Nate felt a familiar exasperation at his younger nephew’s never-ending terrors. A four-letter word sprang to his lips, but his one success since moving in with the boys was that he’d cleaned up his language.
He caught the weeping seven-year-old by the hand, slapped the back door open and headed across the yard, ready to put an end to this latest fear.
“See!” Sheamus pointed to the little tableau near their neighbor’s garage. The woman, who never spoke to anyone, had Dylan by the arm and was leaning over him, her expression angry.
Nate stopped Sheamus at the edge of their property, dropped his hand and told him not to move, then covered the distance to Dylan and their neighbor in three long strides. He circled the woman’s wrist with his thumb and forefinger, pulled her hand from Dylan and moved the boy behind him.
“Is there a problem?” He tried to sound reasonable, but Dylan looked worried and Nate’s protective instincts flared.
The woman looked up at him in surprise and opened her mouth to speak. No sound came out for a moment, giving him time to study her. She’d been an enigma for the four weeks she’d been here.
She was usually dressed in a baggy black sweatshirt over skinny black pants, and he hadn’t realized until now how slight she was, how pale. It was the first time he’d seen her without a hat pulled down to her eyebrows. Her hair was very short, very dark and all tight little curls. Something red and sticky covered her face, but the overall impression she made was one of fragility.

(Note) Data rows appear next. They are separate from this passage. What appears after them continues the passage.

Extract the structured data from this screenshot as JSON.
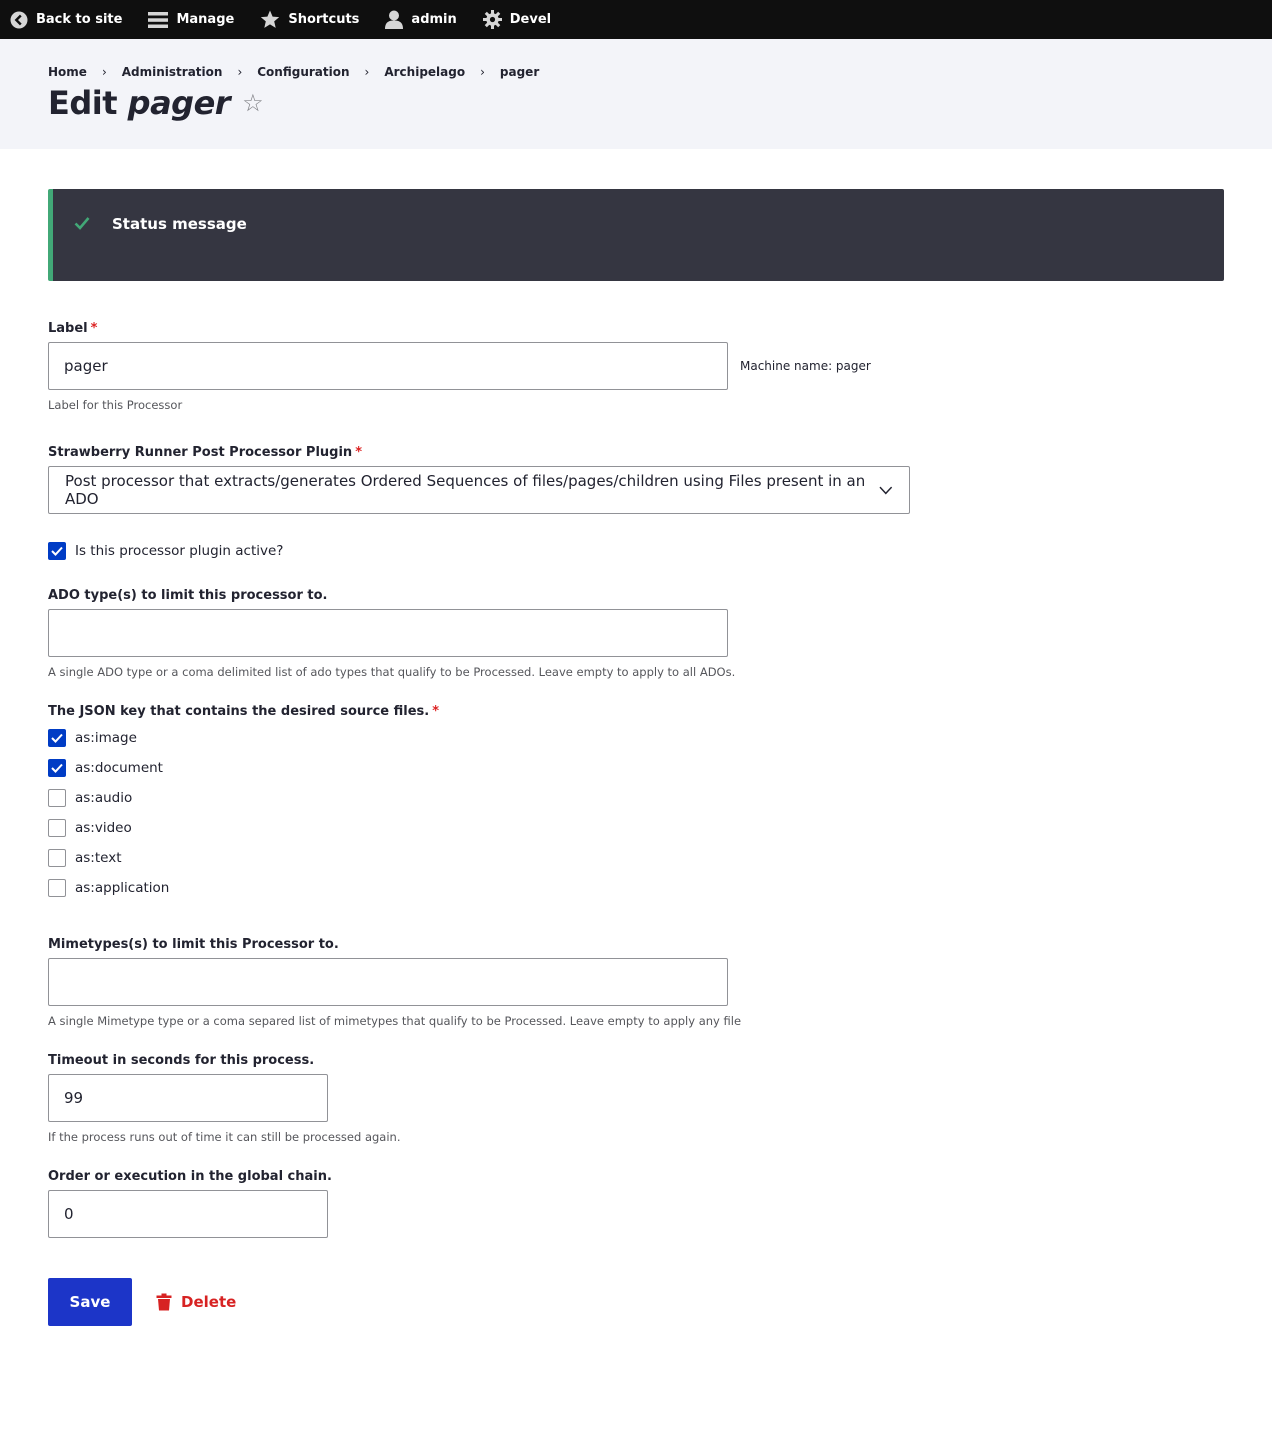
{
  "toolbar": {
    "items": [
      {
        "label": "Back to site",
        "icon": "back-arrow-icon"
      },
      {
        "label": "Manage",
        "icon": "hamburger-icon"
      },
      {
        "label": "Shortcuts",
        "icon": "star-icon"
      },
      {
        "label": "admin",
        "icon": "user-icon"
      },
      {
        "label": "Devel",
        "icon": "gear-icon"
      }
    ]
  },
  "breadcrumb": [
    "Home",
    "Administration",
    "Configuration",
    "Archipelago",
    "pager"
  ],
  "breadcrumb_separator": "›",
  "page": {
    "title_prefix": "Edit",
    "title_entity": "pager",
    "shortcut_star": "☆"
  },
  "status": {
    "title": "Status message",
    "accent_color": "#42a877"
  },
  "form": {
    "label": {
      "title": "Label",
      "required_mark": "*",
      "value": "pager",
      "machine_name": "Machine name: pager",
      "description": "Label for this Processor"
    },
    "plugin": {
      "title": "Strawberry Runner Post Processor Plugin",
      "required_mark": "*",
      "selected": "Post processor that extracts/generates Ordered Sequences of files/pages/children using Files present in an ADO"
    },
    "active": {
      "label": "Is this processor plugin active?",
      "checked": true
    },
    "ado_types": {
      "title": "ADO type(s) to limit this processor to.",
      "value": "",
      "description": "A single ADO type or a coma delimited list of ado types that qualify to be Processed. Leave empty to apply to all ADOs."
    },
    "json_key": {
      "title": "The JSON key that contains the desired source files.",
      "required_mark": "*",
      "options": [
        {
          "label": "as:image",
          "checked": true
        },
        {
          "label": "as:document",
          "checked": true
        },
        {
          "label": "as:audio",
          "checked": false
        },
        {
          "label": "as:video",
          "checked": false
        },
        {
          "label": "as:text",
          "checked": false
        },
        {
          "label": "as:application",
          "checked": false
        }
      ]
    },
    "mimetypes": {
      "title": "Mimetypes(s) to limit this Processor to.",
      "value": "",
      "description": "A single Mimetype type or a coma separed list of mimetypes that qualify to be Processed. Leave empty to apply any file"
    },
    "timeout": {
      "title": "Timeout in seconds for this process.",
      "value": "99",
      "description": "If the process runs out of time it can still be processed again."
    },
    "order": {
      "title": "Order or execution in the global chain.",
      "value": "0"
    }
  },
  "actions": {
    "save": "Save",
    "delete": "Delete"
  },
  "colors": {
    "primary": "#1c35c8",
    "checkbox": "#003cc5",
    "danger": "#d72222",
    "toolbar": "#0f0f0f",
    "status_bg": "#353641"
  }
}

This was the first time he’d been close enough to look into her eyes. They were wide and brown, with a whole range of emotions he no longer felt qualified to analyze. He’d once prided himself on a respectable knowledge of women, but he hadn’t spent much time with any since he’d moved in with the boys. And he was angry about everything, anyway. As he recalled, women preferred good-natured men.
He did think he saw fear in her velvety gaze, and realizing he still held her wrist in a firm grip, he let it drop. Whatever had happened, he’d be willing to bet his season tickets to the Timbers that it was Dylan’s fault. He handed her a tissue from the wad he’d started keeping in his pocket. “I’m sorry,” he said. “What’s the problem here?”
* * *
the tissue with a grudging “thank you” and a scolding glance at the dark-haired boy. “It’s not a problem, exactly.” As she wiped her face, her fingertips brushed the fine hair on her head. She looked around for her hat and found it on the ground, covered in grass and raspberry-hibiscus tea. She tossed it at a small table—the only thing nearby that hadn’t been overturned.
“Your son was spying on me,” she explained, “and your
destroyed several days’ work and tried to kill my cat.” She indicated the collapsed shelf behind her, most of the tools and supplies it had held now floating in her pot of paper pulp. Monet, her orange tabby, looked down on them from the top of the oil tank against the wall, tail swishing. Below him, the giant dog with its black muzzle and wide mouth, black tongue lolling, studied the cat.
Bobbie looked over the destruction. Stress was her enemy, so she drew several steadying breaths. To be fair, the man Sandy had told her was new to the neighborhood—almost as new as her—appeared to be as frustrated as she felt.